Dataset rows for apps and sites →
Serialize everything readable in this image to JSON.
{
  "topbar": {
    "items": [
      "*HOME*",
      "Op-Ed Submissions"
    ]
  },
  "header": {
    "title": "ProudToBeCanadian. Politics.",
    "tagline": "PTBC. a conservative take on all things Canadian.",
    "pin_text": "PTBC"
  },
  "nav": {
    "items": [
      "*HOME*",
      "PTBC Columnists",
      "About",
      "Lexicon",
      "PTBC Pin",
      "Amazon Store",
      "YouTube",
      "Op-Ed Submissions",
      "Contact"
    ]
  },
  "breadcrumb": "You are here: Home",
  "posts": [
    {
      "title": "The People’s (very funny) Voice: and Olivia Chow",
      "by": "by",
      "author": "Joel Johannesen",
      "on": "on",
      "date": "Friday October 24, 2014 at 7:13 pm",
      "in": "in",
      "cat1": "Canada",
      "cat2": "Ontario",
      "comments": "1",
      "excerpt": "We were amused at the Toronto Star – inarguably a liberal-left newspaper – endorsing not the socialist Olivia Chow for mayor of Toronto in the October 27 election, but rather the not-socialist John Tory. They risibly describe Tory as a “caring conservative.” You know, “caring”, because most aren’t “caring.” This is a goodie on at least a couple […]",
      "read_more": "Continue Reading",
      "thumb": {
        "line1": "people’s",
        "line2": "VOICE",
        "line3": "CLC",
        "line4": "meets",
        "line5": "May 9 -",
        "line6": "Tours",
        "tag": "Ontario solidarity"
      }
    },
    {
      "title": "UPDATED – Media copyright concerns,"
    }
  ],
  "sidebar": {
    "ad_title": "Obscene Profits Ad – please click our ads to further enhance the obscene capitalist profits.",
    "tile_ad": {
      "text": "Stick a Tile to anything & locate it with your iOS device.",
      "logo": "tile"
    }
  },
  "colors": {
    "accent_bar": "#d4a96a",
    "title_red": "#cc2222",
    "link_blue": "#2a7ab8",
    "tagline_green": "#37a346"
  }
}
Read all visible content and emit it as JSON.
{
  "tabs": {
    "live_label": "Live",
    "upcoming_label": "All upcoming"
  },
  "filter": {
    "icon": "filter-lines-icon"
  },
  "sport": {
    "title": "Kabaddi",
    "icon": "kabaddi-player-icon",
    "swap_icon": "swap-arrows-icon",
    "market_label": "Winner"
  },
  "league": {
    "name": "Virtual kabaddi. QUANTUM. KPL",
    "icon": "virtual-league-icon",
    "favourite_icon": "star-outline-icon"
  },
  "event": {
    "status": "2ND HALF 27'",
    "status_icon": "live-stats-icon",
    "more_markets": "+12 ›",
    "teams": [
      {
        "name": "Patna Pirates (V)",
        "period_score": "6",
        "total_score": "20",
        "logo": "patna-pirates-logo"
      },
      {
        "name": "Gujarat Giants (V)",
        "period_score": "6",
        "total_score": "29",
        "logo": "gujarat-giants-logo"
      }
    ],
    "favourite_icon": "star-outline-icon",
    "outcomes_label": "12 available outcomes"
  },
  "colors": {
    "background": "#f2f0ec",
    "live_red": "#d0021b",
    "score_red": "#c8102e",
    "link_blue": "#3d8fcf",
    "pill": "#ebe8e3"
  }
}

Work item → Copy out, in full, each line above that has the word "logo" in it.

Answer space →
      "logo": "tile"
        "logo": "patna-pirates-logo"
        "logo": "gujarat-giants-logo"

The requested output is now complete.